Only four years ago, it was a challenge for Brett Hall to get out of bed, let alone leave his home. The then 16-year-old had trouble making friends, lacked the confidence to go out in his community, and was often anxious, lonely and isolated.
Brett was living with a new diagnosis of autism spectrum disorder (ASD) and significant anxiety due to gender dysphoria – the distress caused by a mismatch between his biological sex and his gender identity.
“I was often lonely, I didn’t have any friends, it was very hard for me at school, I was dealing with a lot with gender dysphoria,” said Brett, 20, a trans man of Kingswood, South Australia.
But today, thanks to his own determination, his caring family and a range of supports funded through the National Disability Insurance Scheme (NDIS), Brett has a new circle of friends, is out and about in his community, and is feeling more positive about his identity, his life and his future.
“The NDIS has been really good for me, it’s put me in touch with programs and people who have helped expand my social skills and confidence in myself,” he said.
Brett says he wants to share his story for Wear it Purple Day to help raise awareness of the challenges faced by people like himself.

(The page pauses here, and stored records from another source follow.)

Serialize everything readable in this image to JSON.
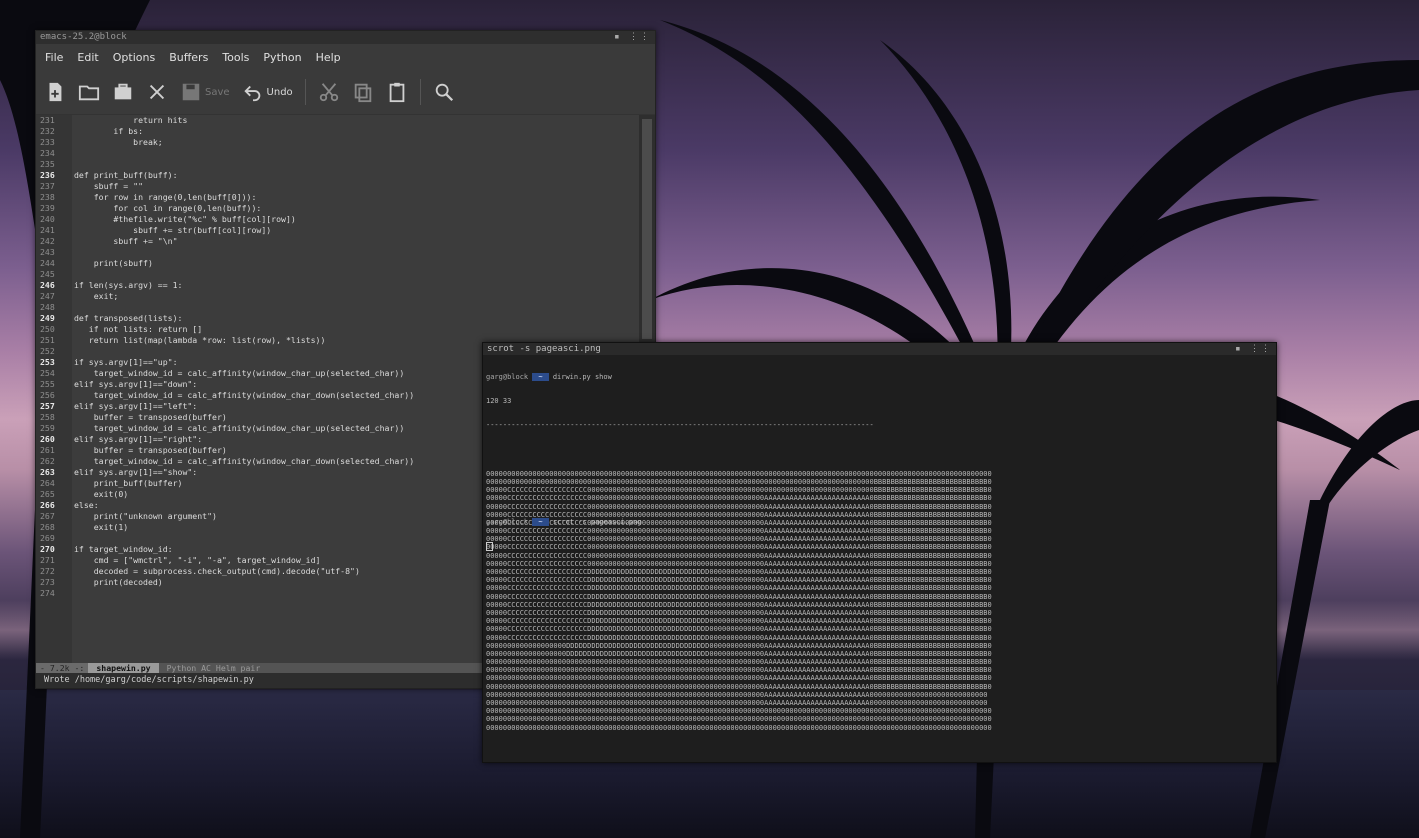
{
  "emacs": {
    "title": "emacs-25.2@block",
    "menu": [
      "File",
      "Edit",
      "Options",
      "Buffers",
      "Tools",
      "Python",
      "Help"
    ],
    "toolbar": {
      "save_label": "Save",
      "undo_label": "Undo"
    },
    "line_numbers": [
      "231",
      "232",
      "233",
      "234",
      "235",
      "236",
      "237",
      "238",
      "239",
      "240",
      "241",
      "242",
      "243",
      "244",
      "245",
      "246",
      "247",
      "248",
      "249",
      "250",
      "251",
      "252",
      "253",
      "254",
      "255",
      "256",
      "257",
      "258",
      "259",
      "260",
      "261",
      "262",
      "263",
      "264",
      "265",
      "266",
      "267",
      "268",
      "269",
      "270",
      "271",
      "272",
      "273",
      "274"
    ],
    "highlighted_lines": [
      "236",
      "246",
      "249",
      "253",
      "257",
      "260",
      "263",
      "266",
      "270"
    ],
    "code": [
      "            return hits",
      "        if bs:",
      "            break;",
      "",
      "",
      "def print_buff(buff):",
      "    sbuff = \"\"",
      "    for row in range(0,len(buff[0])):",
      "        for col in range(0,len(buff)):",
      "        #thefile.write(\"%c\" % buff[col][row])",
      "            sbuff += str(buff[col][row])",
      "        sbuff += \"\\n\"",
      "",
      "    print(sbuff)",
      "",
      "if len(sys.argv) == 1:",
      "    exit;",
      "",
      "def transposed(lists):",
      "   if not lists: return []",
      "   return list(map(lambda *row: list(row), *lists))",
      "",
      "if sys.argv[1]==\"up\":",
      "    target_window_id = calc_affinity(window_char_up(selected_char))",
      "elif sys.argv[1]==\"down\":",
      "    target_window_id = calc_affinity(window_char_down(selected_char))",
      "elif sys.argv[1]==\"left\":",
      "    buffer = transposed(buffer)",
      "    target_window_id = calc_affinity(window_char_up(selected_char))",
      "elif sys.argv[1]==\"right\":",
      "    buffer = transposed(buffer)",
      "    target_window_id = calc_affinity(window_char_down(selected_char))",
      "elif sys.argv[1]==\"show\":",
      "    print_buff(buffer)",
      "    exit(0)",
      "else:",
      "    print(\"unknown argument\")",
      "    exit(1)",
      "",
      "if target_window_id:",
      "    cmd = [\"wmctrl\", \"-i\", \"-a\", target_window_id]",
      "    decoded = subprocess.check_output(cmd).decode(\"utf-8\")",
      "    print(decoded)",
      ""
    ],
    "modeline": {
      "size": "- 7.2k -:",
      "buffer": "shapewin.py",
      "modes": "Python AC Helm pair"
    },
    "echo": "Wrote /home/garg/code/scripts/shapewin.py"
  },
  "terminal": {
    "title": "scrot -s pageasci.png",
    "prompt_user": "garg@block",
    "prompt_dir": "~",
    "command1": "dirwin.py show",
    "output_dims": "120 33",
    "output_rule": "--------------------------------------------------------------------------------------------",
    "grid": [
      "000000000000000000000000000000000000000000000000000000000000000000000000000000000000000000000000000000000000000000000000",
      "00000000000000000000000000000000000000000000000000000000000000000000000000000000000000000000BBBBBBBBBBBBBBBBBBBBBBBBBBB0",
      "00000CCCCCCCCCCCCCCCCCCC00000000000000000000000000000000000000000000000000000000000000000000BBBBBBBBBBBBBBBBBBBBBBBBBBB0",
      "00000CCCCCCCCCCCCCCCCCCC000000000000000000000000000000000000000000AAAAAAAAAAAAAAAAAAAAAAAAA0BBBBBBBBBBBBBBBBBBBBBBBBBBB0",
      "00000CCCCCCCCCCCCCCCCCCC000000000000000000000000000000000000000000AAAAAAAAAAAAAAAAAAAAAAAAA0BBBBBBBBBBBBBBBBBBBBBBBBBBB0",
      "00000CCCCCCCCCCCCCCCCCCC000000000000000000000000000000000000000000AAAAAAAAAAAAAAAAAAAAAAAAA0BBBBBBBBBBBBBBBBBBBBBBBBBBB0",
      "00000CCCCCCCCCCCCCCCCCCC000000000000000000000000000000000000000000AAAAAAAAAAAAAAAAAAAAAAAAA0BBBBBBBBBBBBBBBBBBBBBBBBBBB0",
      "00000CCCCCCCCCCCCCCCCCCC000000000000000000000000000000000000000000AAAAAAAAAAAAAAAAAAAAAAAAA0BBBBBBBBBBBBBBBBBBBBBBBBBBB0",
      "00000CCCCCCCCCCCCCCCCCCC000000000000000000000000000000000000000000AAAAAAAAAAAAAAAAAAAAAAAAA0BBBBBBBBBBBBBBBBBBBBBBBBBBB0",
      "00000CCCCCCCCCCCCCCCCCCC000000000000000000000000000000000000000000AAAAAAAAAAAAAAAAAAAAAAAAA0BBBBBBBBBBBBBBBBBBBBBBBBBBB0",
      "00000CCCCCCCCCCCCCCCCCCC000000000000000000000000000000000000000000AAAAAAAAAAAAAAAAAAAAAAAAA0BBBBBBBBBBBBBBBBBBBBBBBBBBB0",
      "00000CCCCCCCCCCCCCCCCCCC000000000000000000000000000000000000000000AAAAAAAAAAAAAAAAAAAAAAAAA0BBBBBBBBBBBBBBBBBBBBBBBBBBB0",
      "00000CCCCCCCCCCCCCCCCCCCDDDDDDDDDDDDDDDDDDDDDDDDDDDDD0000000000000AAAAAAAAAAAAAAAAAAAAAAAAA0BBBBBBBBBBBBBBBBBBBBBBBBBBB0",
      "00000CCCCCCCCCCCCCCCCCCCDDDDDDDDDDDDDDDDDDDDDDDDDDDDD0000000000000AAAAAAAAAAAAAAAAAAAAAAAAA0BBBBBBBBBBBBBBBBBBBBBBBBBBB0",
      "00000CCCCCCCCCCCCCCCCCCCDDDDDDDDDDDDDDDDDDDDDDDDDDDDD0000000000000AAAAAAAAAAAAAAAAAAAAAAAAA0BBBBBBBBBBBBBBBBBBBBBBBBBBB0",
      "00000CCCCCCCCCCCCCCCCCCCDDDDDDDDDDDDDDDDDDDDDDDDDDDDD0000000000000AAAAAAAAAAAAAAAAAAAAAAAAA0BBBBBBBBBBBBBBBBBBBBBBBBBBB0",
      "00000CCCCCCCCCCCCCCCCCCCDDDDDDDDDDDDDDDDDDDDDDDDDDDDD0000000000000AAAAAAAAAAAAAAAAAAAAAAAAA0BBBBBBBBBBBBBBBBBBBBBBBBBBB0",
      "00000CCCCCCCCCCCCCCCCCCCDDDDDDDDDDDDDDDDDDDDDDDDDDDDD0000000000000AAAAAAAAAAAAAAAAAAAAAAAAA0BBBBBBBBBBBBBBBBBBBBBBBBBBB0",
      "00000CCCCCCCCCCCCCCCCCCCDDDDDDDDDDDDDDDDDDDDDDDDDDDDD0000000000000AAAAAAAAAAAAAAAAAAAAAAAAA0BBBBBBBBBBBBBBBBBBBBBBBBBBB0",
      "00000CCCCCCCCCCCCCCCCCCCDDDDDDDDDDDDDDDDDDDDDDDDDDDDD0000000000000AAAAAAAAAAAAAAAAAAAAAAAAA0BBBBBBBBBBBBBBBBBBBBBBBBBBB0",
      "00000CCCCCCCCCCCCCCCCCCCDDDDDDDDDDDDDDDDDDDDDDDDDDDDD0000000000000AAAAAAAAAAAAAAAAAAAAAAAAA0BBBBBBBBBBBBBBBBBBBBBBBBBBB0",
      "0000000000000000000DDDDDDDDDDDDDDDDDDDDDDDDDDDDDDDDDD0000000000000AAAAAAAAAAAAAAAAAAAAAAAAA0BBBBBBBBBBBBBBBBBBBBBBBBBBB0",
      "0000000000000000000DDDDDDDDDDDDDDDDDDDDDDDDDDDDDDDDDD0000000000000AAAAAAAAAAAAAAAAAAAAAAAAA0BBBBBBBBBBBBBBBBBBBBBBBBBBB0",
      "000000000000000000000000000000000000000000000000000000000000000000AAAAAAAAAAAAAAAAAAAAAAAAA0BBBBBBBBBBBBBBBBBBBBBBBBBBB0",
      "000000000000000000000000000000000000000000000000000000000000000000AAAAAAAAAAAAAAAAAAAAAAAAA0BBBBBBBBBBBBBBBBBBBBBBBBBBB0",
      "000000000000000000000000000000000000000000000000000000000000000000AAAAAAAAAAAAAAAAAAAAAAAAA0BBBBBBBBBBBBBBBBBBBBBBBBBBB0",
      "000000000000000000000000000000000000000000000000000000000000000000AAAAAAAAAAAAAAAAAAAAAAAAA0BBBBBBBBBBBBBBBBBBBBBBBBBBB0",
      "000000000000000000000000000000000000000000000000000000000000000000AAAAAAAAAAAAAAAAAAAAAAAAA0000000000000000000000000000",
      "000000000000000000000000000000000000000000000000000000000000000000AAAAAAAAAAAAAAAAAAAAAAAAA0000000000000000000000000000",
      "000000000000000000000000000000000000000000000000000000000000000000000000000000000000000000000000000000000000000000000000",
      "000000000000000000000000000000000000000000000000000000000000000000000000000000000000000000000000000000000000000000000000",
      "000000000000000000000000000000000000000000000000000000000000000000000000000000000000000000000000000000000000000000000000"
    ],
    "command2": "scrot -s pageasci.png"
  }
}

“I think it’s obviously important to raise awareness but also it gives people who are affected by it a chance to speak up and be able and go ‘OK, this is me, I’m like this person’,” he said.
Brett has a message for other young trans and gender diverse people. “I would probably say, you’ve got all the time in the world, you can learn to love yourself, just be yourself,” he said.
Brett is now a proud member of the LGBTIQA+ community, enjoys socialising and sometimes going out for coffee, and is busy learning new life skills.
Twice a week he attends NDIS provider Autism SA’s Next Step program, funded through the NDIS School Leaver Employment Support (SLES) program, which helps him to build social, life and pre-employment skills through a range of workshops and confidence-building activities.
In recent months, Brett has gained enough confidence to travel independently to attend the program. He now hopes to start a university foundational studies course next year.
“I’m definitely feeing like I’m doing pretty well now,” said Brett, who also lives with complex health problems and significant pain caused by Crohn’s disease and low muscle tone.
“I’ve made friends with people with similar interests through the Autism SA Next Step program and I feel like I’m able to connect with them better than with someone who is neuro-typical.”
“I’m a lot more confident and a lot less lonely than I used to be, though I do still have my down days. Gender dysphoria doesn’t disappear forever so I think we can expect those days every so often, but I’m not as affected by it as I once was and I’m looking forward to starting Uni next year,” said Brett.
Brett and his father Jason Hall believe a key part to Brett’s newfound confidence has been the support of people who have their own lived experience of gender diversity.
Through his NDIS plan, Brett has support workers from within the LGBTIQA+ community, who have helped guide and mentor him on his trans journey.
“When Brett first began to transition, his thought was he had to do it very quickly, so he thought he had to make the change in months, and I think that was also contributing to some of his ASD symptoms,” said Jason.
“But with help from the support workers, Brett has a better idea of the timing of things, and that there’s no rush in life, and the transition process can take years or even decades. And the key is to accept yourself in any one of those stages and love yourself for who you are.”
“The NDIS workers have really helped him to understand that process and it’s been really helpful for the whole family, including my parents who are older, to understand what he has been going through, which has also helped Brett,” said Jason.
Brett’s support worker Rachel Lafain, a social worker, says she has seen a massive transformation in Brett’s confidence over the past four years.
“Particularly since he’s been able to present in a way that’s affirming for him as a young man, that has certainly helped his confidence, you can see he’s a lot prouder of who he is now that he can look and live the way he’s always wanted to,” she said.
Brett says Rachel helped him feel more included by introducing him to the LGBTIQA+ community. “I just feel a really big sense of belonging whenever I’m around that community because even though we may not have interests in common, we still have that big overarching thing that connects us,” he said.
Brett’s other NDIS support worker is a transman with new Adelaide disability service provider Colourful Abilities, which supports members of the LGBTIQA+ community living with disability.
“Being able to have people there for me who have had some of those experiences and having that good support system has been really good for me,” said Brett.
Brett’s Dad Jason cares for Brett and his two younger teenage twin siblings while also running a fulltime business.
He says he believes Brett would not be in the positive place he is today without NDIS support, which also includes funding for a psychologist, physical therapy, and hydrotherapy.
“There is no way I could afford the support that Brett needs on my own, it just wouldn’t be possible,” he said.
Image: Brett Hall (supplied)
The NDIA is committed to ensuring that lesbian, gay, bisexual, transgender, intersex, queer, and asexual (LGBTIQA+) people with disability have an equal and equitable chance to benefit from the NDIS.
The NDIA LGBTIQA+ Strategy outlines our commitment to being respectful and responsive to the diverse needs of people with disability who identify as LGBTIQA+, their families, carers and communities.